The age-old story of the man or woman who tried to cash in on a hefty insurance policy by committing arson and burning down his or her own home is likely familiar to many Americans. That story, however, is not just made-for-T.V., but a real life reality for some people. It’s probably no secret, however, that those people who do try to cash in by burning down a building often wind up facing a conviction on felony crimes charges. Such is the case for a Chicago gay nightclub owner who tried to mask the destruction of his club as a hate crime last year. Last week he was arrested and charged with serious felony crimes.
According to The Chicago Tribune, last year the Chicago gay nightclub Velvet Rope Ultra Lounge went up in a blaze in the early morning hours of June 3. Spray-painted anti-gay slurs covered the walls as the building burned down, prompting gay advocates and the gay community to suspect a hate crime. The club’s owner, 26-year-old Frank Elliott agreed with the concerns that the well-established gay nightclub had been targeted. However, the tables turned when an alleged drunk driver tipped off police officers after he was arrested on a DUI charge.
The alleged drunk driver gave police the evidence they needed to arrest Mr. Elliot. He recorded meetings and conversations with Mr. Elliott, which led the officers to believe that he was involved in burning down the nightclub. Last week, on Friday, Mr. Elliott was arrested and charged with one count of insurance fraud and two counts of arson in connection with the fire.
Prosecutors paint the picture that Mr. Elliott and his friend doused the nightclub in Everclear, spray=painted the derogatory slurs, and then lit the building on fire. Afterwards, Mr. Elliott allegedly tried to collect $150,000 from his insurance company. According to reports, Mr. Elliott’s bail was set at $20,000 and he was scheduled to appear in court this week.
Insurance fraud may seem like a victimless crime to many people, but it is seriously prosecuted in Illinois and a conviction can result in very severe penalties and consequences.
Under Illinois criminal laws, a person is guilty of insurance fraud when he or she makes a false claim to obtain control over the property of an insurance company, with the intent to deprive the insurance company of the use and benefit of that property permanently. The insurance fraud statute sets forth sentences according to the value of the property that the offender obtains, or attempts to obtain: $300 or less is a Class A misdemeanor; more than $300, but less than $10,000 is a Class 3 felony; more than $10,000 but less than $100,000 is Class 2 felony; and over $100,000 is Class 1 felony. In addition, under the statute, a person must pay monetary restitution to the insurance company.

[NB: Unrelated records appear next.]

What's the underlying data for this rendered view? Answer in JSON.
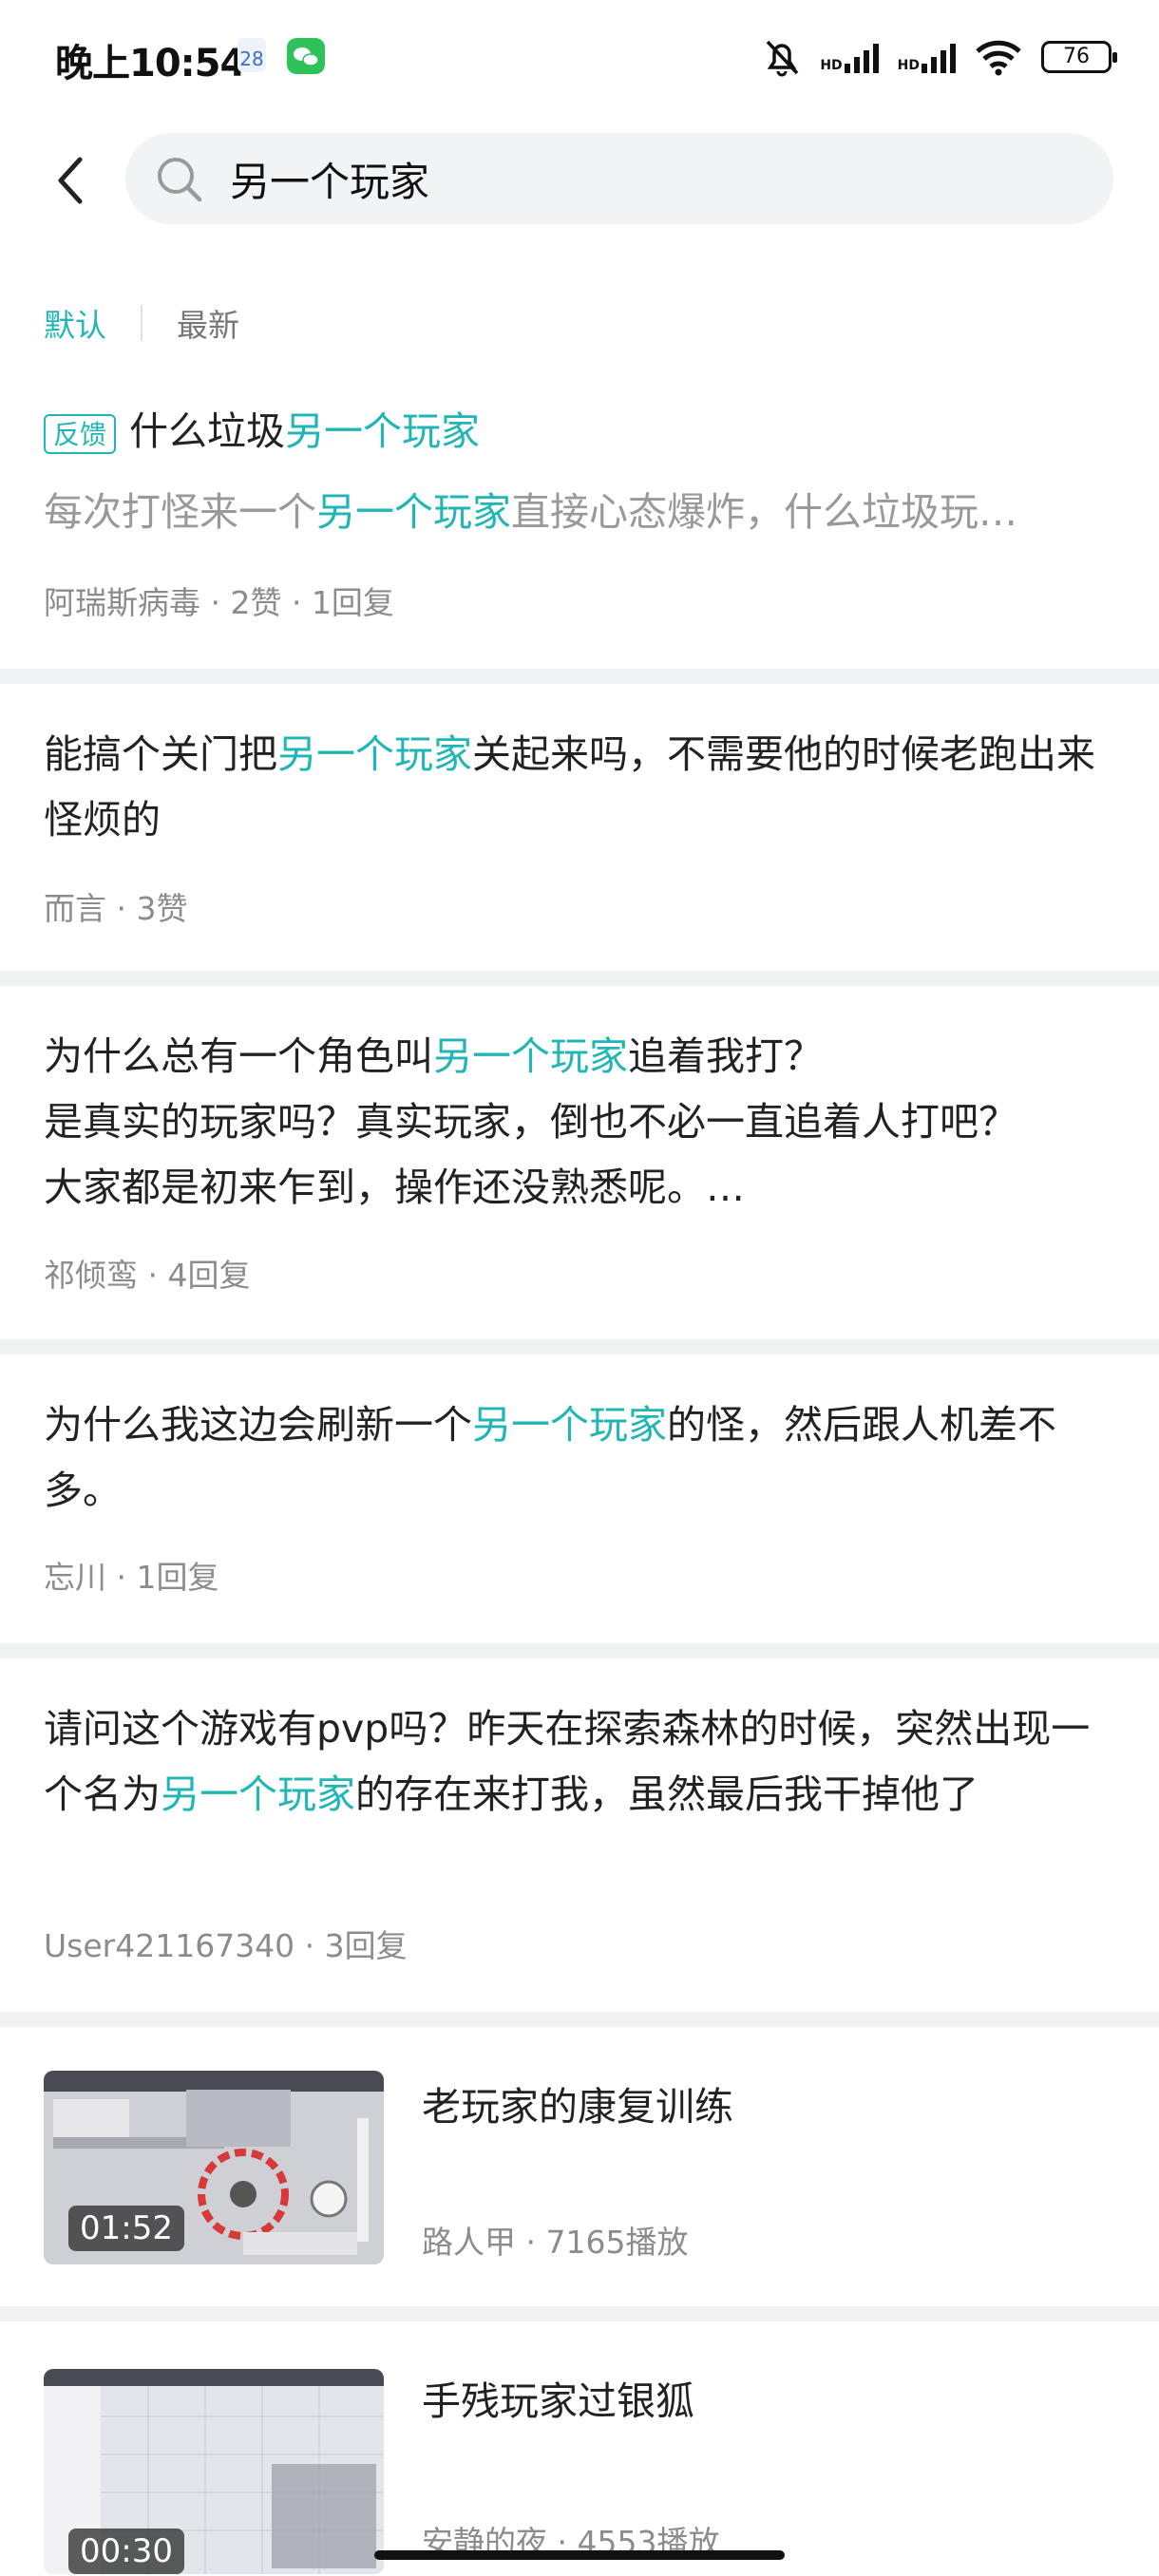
{
  "status_bar": {
    "time": "晚上10:54",
    "calendar_day": "28",
    "battery": "76",
    "hd_label": "HD"
  },
  "search": {
    "query": "另一个玩家"
  },
  "sort_tabs": {
    "default_label": "默认",
    "latest_label": "最新"
  },
  "accent_color": "#20b6b6",
  "posts": [
    {
      "tag": "反馈",
      "title_pre": "什么垃圾",
      "title_hl": "另一个玩家",
      "excerpt_pre": "每次打怪来一个",
      "excerpt_hl": "另一个玩家",
      "excerpt_post": "直接心态爆炸，什么垃圾玩…",
      "meta": "阿瑞斯病毒 · 2赞 · 1回复"
    },
    {
      "title_pre": "能搞个关门把",
      "title_hl": "另一个玩家",
      "title_post": "关起来吗，不需要他的时候老跑出来怪烦的",
      "meta": "而言 · 3赞"
    },
    {
      "title_pre": "为什么总有一个角色叫",
      "title_hl": "另一个玩家",
      "title_post": "追着我打？",
      "line2": "是真实的玩家吗？真实玩家，倒也不必一直追着人打吧？",
      "line3": "大家都是初来乍到，操作还没熟悉呢。…",
      "meta": "祁倾鸾 · 4回复"
    },
    {
      "title_pre": "为什么我这边会刷新一个",
      "title_hl": "另一个玩家",
      "title_post": "的怪，然后跟人机差不多。",
      "meta": "忘川 · 1回复"
    },
    {
      "title_pre": "请问这个游戏有pvp吗？昨天在探索森林的时候，突然出现一个名为",
      "title_hl": "另一个玩家",
      "title_post": "的存在来打我，虽然最后我干掉他了",
      "meta": "User421167340 · 3回复"
    }
  ],
  "videos": [
    {
      "title": "老玩家的康复训练",
      "duration": "01:52",
      "meta": "路人甲 · 7165播放"
    },
    {
      "title": "手残玩家过银狐",
      "duration": "00:30",
      "meta": "安静的夜 · 4553播放"
    }
  ]
}
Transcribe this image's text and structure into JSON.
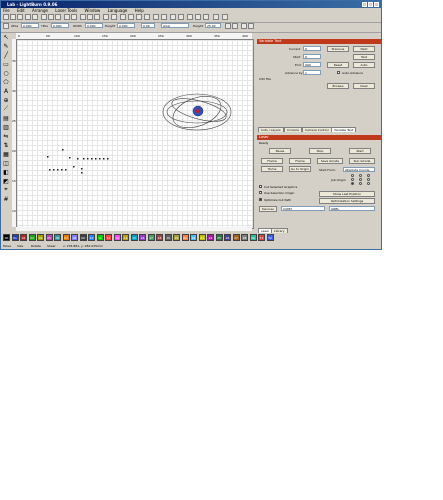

Although insurance fraud is not a violent crime, it is a serious felony crime that may bring with it a significant prison sentence. If you have been charged with violating Illinois criminal laws, you should immediately speak with an experienced criminal defense attorney. Contact a criminal defense attorney at Goldman & Associates today for a confidential consultation.